With Thanksgiving fast approaching, we often find ourselves becoming more introspective, reflecting on the people and things for which we are thankful. As we at Fanbase Press celebrate fandoms, this year, the Fanbase Press staff and contributors have chosen to honor their favorite fandoms, characters, or other elements of geekdom for which they are thankful, and how those areas of geekiness have shaped their lives and values.
My dad stood up sharply, his face was red: “It’s not fair. They shouldn’t all die!” My high school friends and I didn’t know how to react. It was several long beats before I decided what to do.
I began playing tabletop games long before they were called tabletop games. My first experience with Dungeons and Dragons was when I was ten. I think it was the first edition. My keenest memory is being stopped from entering a castle by a horde of goblins and then weeks later my mom putting her foot down that I couldn’t play anymore when I wigged out that my character might die if I missed a week. I got you beat, Stranger Things.
It didn’t stop me for long. A couple years later, I was back rolling dice, playing Cyberpunk, Earthdawn, and a few others, but always, always back to Dungeons and Dragons.
This game helped develop my creative mind, sharpening my storytelling abilities, enlivening my propensity for world building, and embracing things with epic scopes. I can’t shut my imagination off; ideas I have keep growing and growing and growing and growing… (I can hear Pee-Wee Herman’s mad cackle in the back of my mind between each repetition.)
That’s only part of the reason why I am so thankful for Dungeons and Dragons.

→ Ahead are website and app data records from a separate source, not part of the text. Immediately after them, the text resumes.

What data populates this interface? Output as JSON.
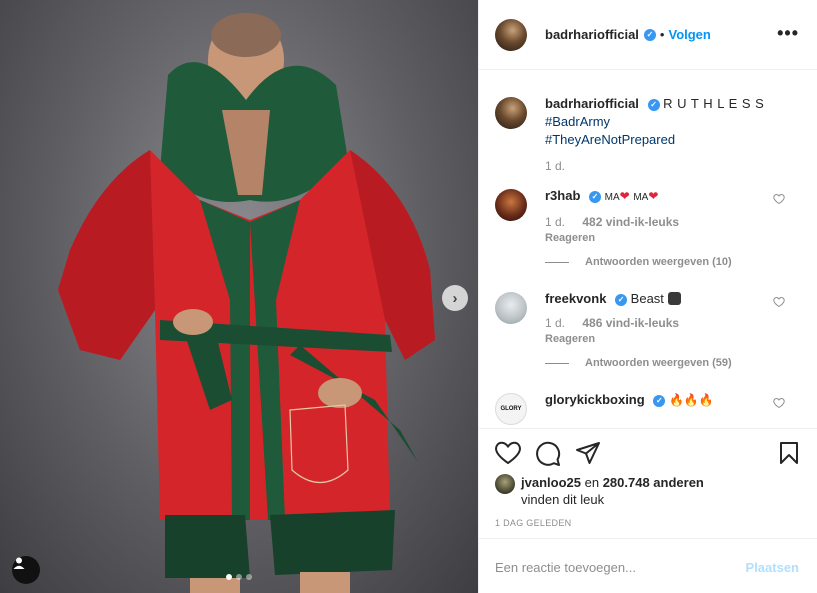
{
  "post": {
    "author": "badrhariofficial",
    "follow_label": "Volgen",
    "separator": "•",
    "more_icon": "more-horizontal-icon",
    "image_description_dots": 3
  },
  "caption": {
    "username": "badrhariofficial",
    "text": "R U T H L E S S",
    "hashtags": [
      "#BadrArmy",
      "#TheyAreNotPrepared"
    ],
    "time": "1 d."
  },
  "comments": [
    {
      "username": "r3hab",
      "text_parts": [
        "MA",
        "MA"
      ],
      "time": "1 d.",
      "likes": "482 vind-ik-leuks",
      "reply": "Reageren",
      "view_replies": "Antwoorden weergeven (10)"
    },
    {
      "username": "freekvonk",
      "text": "Beast",
      "time": "1 d.",
      "likes": "486 vind-ik-leuks",
      "reply": "Reageren",
      "view_replies": "Antwoorden weergeven (59)"
    },
    {
      "username": "glorykickboxing",
      "avatar_text": "GLORY"
    }
  ],
  "likes": {
    "user": "jvanloo25",
    "connector": "en",
    "others": "280.748 anderen",
    "suffix": "vinden dit leuk"
  },
  "time_ago": "1 DAG GELEDEN",
  "comment_input": {
    "placeholder": "Een reactie toevoegen...",
    "submit_label": "Plaatsen"
  },
  "colors": {
    "link_blue": "#0095f6",
    "verified_blue": "#3897f0",
    "robe_red": "#d4262a",
    "robe_green": "#1f5a3a"
  }
}
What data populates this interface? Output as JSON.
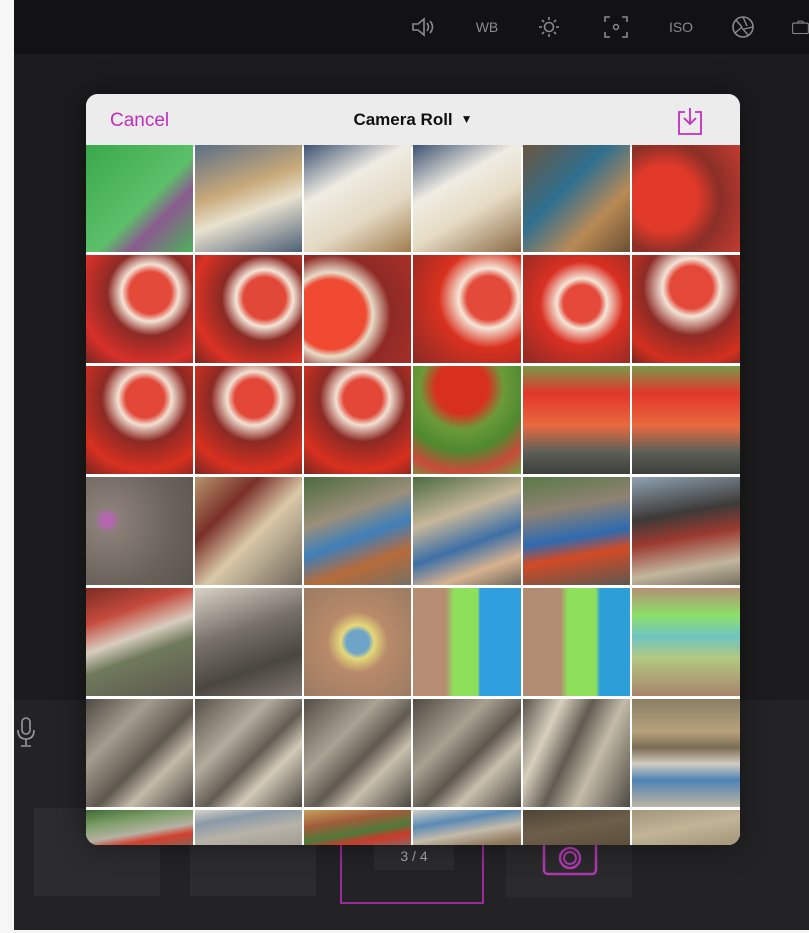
{
  "top_toolbar": {
    "tools": [
      {
        "icon": "speaker-icon",
        "label": ""
      },
      {
        "icon": "white-balance-label",
        "label": "WB"
      },
      {
        "icon": "brightness-icon",
        "label": ""
      },
      {
        "icon": "focus-frame-icon",
        "label": ""
      },
      {
        "icon": "iso-label",
        "label": "ISO"
      },
      {
        "icon": "aperture-icon",
        "label": ""
      },
      {
        "icon": "camera-switch-icon",
        "label": ""
      }
    ]
  },
  "picker": {
    "cancel_label": "Cancel",
    "album_title": "Camera Roll",
    "album_caret": "▼",
    "import_icon": "import-download-icon",
    "photos": [
      {
        "row": 0,
        "col": 0,
        "bg": "linear-gradient(135deg,#3aa84b 0%,#5cc06a 55%,#8a5a8e 70%,#4db35a 100%)"
      },
      {
        "row": 0,
        "col": 1,
        "bg": "linear-gradient(160deg,#5b6f86 0%,#c8a97a 40%,#e9e2cf 60%,#4d5f76 100%)"
      },
      {
        "row": 0,
        "col": 2,
        "bg": "linear-gradient(150deg,#3e5271 0%,#efece3 35%,#e3d9c3 65%,#a07c4c 100%)"
      },
      {
        "row": 0,
        "col": 3,
        "bg": "linear-gradient(150deg,#3e5271 0%,#efece3 35%,#e6dcc5 60%,#8b6a45 100%)"
      },
      {
        "row": 0,
        "col": 4,
        "bg": "linear-gradient(135deg,#6b5540 0%,#2f6f8f 40%,#b98a55 70%,#6a4f33 100%)"
      },
      {
        "row": 0,
        "col": 5,
        "bg": "radial-gradient(circle at 30% 50%,#e23a2a 0 35%,#8a2f27 60%,#c43b31 100%)"
      },
      {
        "row": 1,
        "col": 0,
        "bg": "radial-gradient(circle at 60% 35%,#e44a3a 0 22%,#f3e3d6 30%,#8d2b26 45%,#d8302a 75%,#7a2622 100%)"
      },
      {
        "row": 1,
        "col": 1,
        "bg": "radial-gradient(circle at 65% 40%,#e14838 0 22%,#f4e6d9 30%,#8b2a25 45%,#db3224 75%,#7b2420 100%)"
      },
      {
        "row": 1,
        "col": 2,
        "bg": "radial-gradient(circle at 25% 55%,#f04a32 0 35%,#e8dcc8 42%,#8f2a25 60%,#a83028 100%)"
      },
      {
        "row": 1,
        "col": 3,
        "bg": "radial-gradient(circle at 70% 40%,#e34a39 0 22%,#f5e6d8 30%,#d9311f 50%,#8a2a25 100%)"
      },
      {
        "row": 1,
        "col": 4,
        "bg": "radial-gradient(circle at 55% 45%,#e5493a 0 22%,#f4e5d7 30%,#d93022 50%,#8b2a25 100%)"
      },
      {
        "row": 1,
        "col": 5,
        "bg": "radial-gradient(circle at 55% 30%,#e44838 0 22%,#f3e3d6 30%,#8d2b26 50%,#d3301f 80%,#7a2622 100%)"
      },
      {
        "row": 2,
        "col": 0,
        "bg": "radial-gradient(circle at 55% 30%,#e24737 0 20%,#f2e1d3 28%,#8c2a25 45%,#d8301f 75%,#7a2622 100%)"
      },
      {
        "row": 2,
        "col": 1,
        "bg": "radial-gradient(circle at 55% 30%,#e24737 0 20%,#f2e1d3 28%,#8c2a25 45%,#d8301f 75%,#7a2622 100%)"
      },
      {
        "row": 2,
        "col": 2,
        "bg": "radial-gradient(circle at 55% 30%,#e24737 0 20%,#f2e1d3 28%,#8c2a25 45%,#d8301f 75%,#7a2622 100%)"
      },
      {
        "row": 2,
        "col": 3,
        "bg": "radial-gradient(circle at 45% 20%,#d8301f 0 25%,#6c9a3a 40%,#4f8a2f 60%,#c94a3a 80%,#6fa041 100%)"
      },
      {
        "row": 2,
        "col": 4,
        "bg": "linear-gradient(180deg,#7a9a4a 0%,#e2362a 25%,#e86a3f 55%,#5c5f58 80%,#3c3f3a 100%)"
      },
      {
        "row": 2,
        "col": 5,
        "bg": "linear-gradient(180deg,#7a9a4a 0%,#e2362a 25%,#e86a3f 55%,#5c5f58 80%,#3c3f3a 100%)"
      },
      {
        "row": 3,
        "col": 0,
        "bg": "radial-gradient(circle at 20% 40%,#b466b0 0 5%,#8a7f78 12%,#6b625c 60%,#5b534d 100%)"
      },
      {
        "row": 3,
        "col": 1,
        "bg": "linear-gradient(135deg,#b5946a 0%,#7a3028 30%,#d9c9a8 55%,#6f665c 100%)"
      },
      {
        "row": 3,
        "col": 2,
        "bg": "linear-gradient(160deg,#4b6b3e 0%,#9b8f7a 35%,#3f7fb9 55%,#b76b3a 75%,#776f63 100%)"
      },
      {
        "row": 3,
        "col": 3,
        "bg": "linear-gradient(160deg,#4b6b3e 0%,#c7b79a 35%,#3e6fa6 60%,#d7b28e 80%,#6e675d 100%)"
      },
      {
        "row": 3,
        "col": 4,
        "bg": "linear-gradient(170deg,#5a7a48 0%,#8f8273 30%,#2f6ab0 55%,#d24a25 70%,#5e5850 100%)"
      },
      {
        "row": 3,
        "col": 5,
        "bg": "linear-gradient(170deg,#8fa3b3 0%,#3d3a38 35%,#9b3a30 55%,#c2b69e 80%,#75705f 100%)"
      },
      {
        "row": 4,
        "col": 0,
        "bg": "linear-gradient(160deg,#7c2c25 0%,#c44a3c 25%,#d8cdbf 45%,#6f7a5b 60%,#5c574f 100%)"
      },
      {
        "row": 4,
        "col": 1,
        "bg": "linear-gradient(160deg,#d9d2c6 0%,#77706a 40%,#4a4640 70%,#807870 100%)"
      },
      {
        "row": 4,
        "col": 2,
        "bg": "radial-gradient(circle at 50% 50%,#6fa4c9 0 15%,#e5d87a 22%,#b88a6a 40%,#9b7b62 100%)"
      },
      {
        "row": 4,
        "col": 3,
        "bg": "linear-gradient(90deg,#b58d72 0%,#b58d72 30%,#8ee05a 38%,#8ee05a 60%,#2f9fe0 62%,#2f9fe0 100%)"
      },
      {
        "row": 4,
        "col": 4,
        "bg": "linear-gradient(90deg,#b28c73 0%,#b28c73 35%,#8ee05a 42%,#8ee05a 68%,#2c9fd8 72%,#2c9fd8 100%)"
      },
      {
        "row": 4,
        "col": 5,
        "bg": "linear-gradient(180deg,#b58f74 0%,#8de06a 25%,#6fc5c0 45%,#b3c882 65%,#a8846a 100%)"
      },
      {
        "row": 5,
        "col": 0,
        "bg": "linear-gradient(135deg,#4e4a44 0%,#a49c8e 30%,#5e584f 55%,#c4baa8 70%,#48443e 100%)"
      },
      {
        "row": 5,
        "col": 1,
        "bg": "linear-gradient(135deg,#56514a 0%,#b3ab9c 35%,#625c53 55%,#d2c9b7 70%,#4c4841 100%)"
      },
      {
        "row": 5,
        "col": 2,
        "bg": "linear-gradient(135deg,#524d46 0%,#aaa293 35%,#5f5950 55%,#c8bfac 70%,#4a463f 100%)"
      },
      {
        "row": 5,
        "col": 3,
        "bg": "linear-gradient(135deg,#4f4a43 0%,#a8a091 35%,#5d574e 55%,#c9c0ad 70%,#49453e 100%)"
      },
      {
        "row": 5,
        "col": 4,
        "bg": "linear-gradient(115deg,#57524a 0%,#d8cfbd 25%,#615b52 45%,#c4bba8 65%,#4d4942 100%)"
      },
      {
        "row": 5,
        "col": 5,
        "bg": "linear-gradient(180deg,#8a7e64 0%,#b7a27c 30%,#7a6c54 45%,#d2cdbf 60%,#4f82b6 75%,#bdb6a3 100%)"
      },
      {
        "row": 6,
        "col": 0,
        "bg": "linear-gradient(170deg,#3f6b35 0%,#7fa06a 30%,#b7b1a4 55%,#d3402f 70%,#756d62 100%)"
      },
      {
        "row": 6,
        "col": 1,
        "bg": "linear-gradient(170deg,#d8d3c8 0%,#8a9aa8 25%,#b8b3a8 55%,#9d968c 100%)"
      },
      {
        "row": 6,
        "col": 2,
        "bg": "linear-gradient(170deg,#c5a05a 0%,#a15c3a 30%,#4f7a3a 55%,#c93a2c 70%,#7d7469 100%)"
      },
      {
        "row": 6,
        "col": 3,
        "bg": "linear-gradient(170deg,#d4cfc4 0%,#5a8ab5 30%,#c4bbaa 55%,#8f7b5f 80%,#766d62 100%)"
      },
      {
        "row": 6,
        "col": 4,
        "bg": "linear-gradient(170deg,#4f4537 0%,#6d5e4a 45%,#5b4c3a 100%)"
      },
      {
        "row": 6,
        "col": 5,
        "bg": "linear-gradient(170deg,#a3957a 0%,#c1b497 45%,#9f8f72 100%)"
      }
    ]
  },
  "background_ui": {
    "page_counter": "3 / 4",
    "mic_icon": "microphone-icon",
    "camera_icon": "camera-icon"
  }
}
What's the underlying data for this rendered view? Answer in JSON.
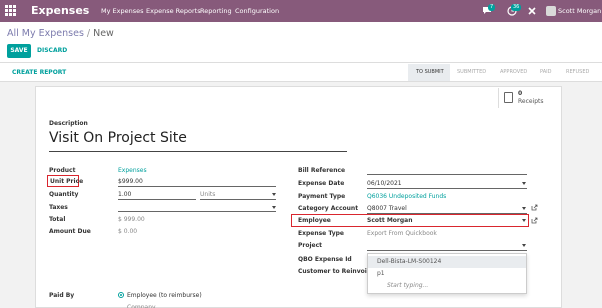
{
  "nav": {
    "app_title": "Expenses",
    "menu": [
      "My Expenses",
      "Expense Reports",
      "Reporting",
      "Configuration"
    ],
    "chat_badge": "7",
    "activity_badge": "36",
    "user_name": "Scott Morgan"
  },
  "breadcrumb": {
    "parent": "All My Expenses",
    "separator": "/",
    "current": "New"
  },
  "actions": {
    "save": "SAVE",
    "discard": "DISCARD"
  },
  "statusbar": {
    "create_report": "CREATE REPORT",
    "stages": [
      "TO SUBMIT",
      "SUBMITTED",
      "APPROVED",
      "PAID",
      "REFUSED"
    ],
    "active_stage": "TO SUBMIT"
  },
  "smart_button": {
    "count": "0",
    "label": "Receipts"
  },
  "form": {
    "description_label": "Description",
    "description_value": "Visit On Project Site",
    "product_label": "Product",
    "product_value": "Expenses",
    "unit_price_label": "Unit Price",
    "unit_price_value": "$999.00",
    "quantity_label": "Quantity",
    "quantity_value": "1.00",
    "units_placeholder": "Units",
    "taxes_label": "Taxes",
    "total_label": "Total",
    "total_value": "$ 999.00",
    "amount_due_label": "Amount Due",
    "amount_due_value": "$ 0.00",
    "bill_reference_label": "Bill Reference",
    "expense_date_label": "Expense Date",
    "expense_date_value": "06/10/2021",
    "payment_type_label": "Payment Type",
    "payment_type_value": "Q6036 Undeposited Funds",
    "category_account_label": "Category Account",
    "category_account_value": "Q8007 Travel",
    "employee_label": "Employee",
    "employee_value": "Scott Morgan",
    "expense_type_label": "Expense Type",
    "expense_type_value": "Export From Quickbook",
    "project_label": "Project",
    "qbo_expense_id_label": "QBO Expense Id",
    "customer_reinvoice_label": "Customer to Reinvoice",
    "paid_by_label": "Paid By",
    "paid_by_option": "Employee (to reimburse)",
    "paid_by_option_2": "Company"
  },
  "project_dropdown": {
    "items": [
      "Dell-Bista-LM-S00124",
      "p1",
      "Start typing..."
    ]
  },
  "colors": {
    "navbar": "#875a7b",
    "primary": "#00a09d",
    "highlight_box": "#d9262e"
  }
}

For the past two years, I’ve met every week with the same four gentlemen to go on adventures. Not only have we gone up against great adversaries in-game, but we’ve been there for each other out of game, through some serious ups and down. Those are bonds that are hard to put aside. I have other various groups or friends I sometimes play regularly with, sometimes irregularly. These are friendships that either became friends due to roleplaying or have only grown stronger because of Dungeons and Dragons.
Even more than friendship, in my teens, my parents accepted that I wasn’t going to get away from gaming and instead of trying to talk me down from it, my dad joined a campaign I was DM’ing. I remember one afternoon playing in my grandmother’s basement. My dad was there with my friends. They were trying to save a large group of people who had been taken against their will, to mine deep below the Earth. Knowing that the band of adventurers were coming, the villains put their slaves under a net full of rocks, ready to cut the rocks at any second, crushing their hostages. My dad attacked the goblin in charge of cutting the rope, it wasn’t quite a good enough roll, and the goblin cut the rope before dying, crushing the hostages. My dad jumped to his feet: “It’s not fair. They shouldn’t all die!” It wasn’t that he raised his voice that quieted us, it was that there was such empathy and passion in his voice. It startled all of us. After a few moments, I backed down, realizing I had only let them die for the sake of misplaced drama. Instead, I backed down, and I let half of them die. A bittersweet victory as opposed to a complete loss. I learned a lot in that moment, about drama and about empathy. Cruelty isn’t necessarily drama, and empathy is a powerful tool for change. It might seem ridiculous, but it’s not. You can learn a lot from reading, but when you are a part of the story being told, moments like that stick with you to an even greater degree.
At the time, it wasn’t something I gave much credence to, but looking back on it, what an awesome and powerful way for a parent to actively take part in their child’s life. He later committed to starting a comic book store on a whim based on my suggestion. I helped him run the store during my high school years, when Magic the Gathering was first introduced, but that’s a whole other story.
I think this is a story that is shared by many gamers. The fact that it can exist across the spectrum of so many different types of people is incredible. It makes me think about the episode of The IT Crowd titled “Jen the Fredo” when Moss takes a group of crass, misogynistic Corporate Executives, only looking for a “good time” on a D&D adventure, and ends up bringing closure to Roy who was suffering from a recent breakup. It was hilarious, and even though exaggerated, it was surprisingly accurate. It brought tears to my eyes.
Through adventuring in fictional lands between fictional characters, I have built friendships that I’ll never forget. I developed a bond with my father that will always stay with me. My friends and I have laughed, argued, and survived some of the most intense nights of game play I’ve ever lived through; caught in the same daydream, parts of ourselves live in the wilderness of Faerun, the sewers of Waterdeep, the swamps of Shadowfell, or the chaos of astral plane, we journey together in our imaginations and in life. I’m not one to exclaim this without reason, but… Huzzah!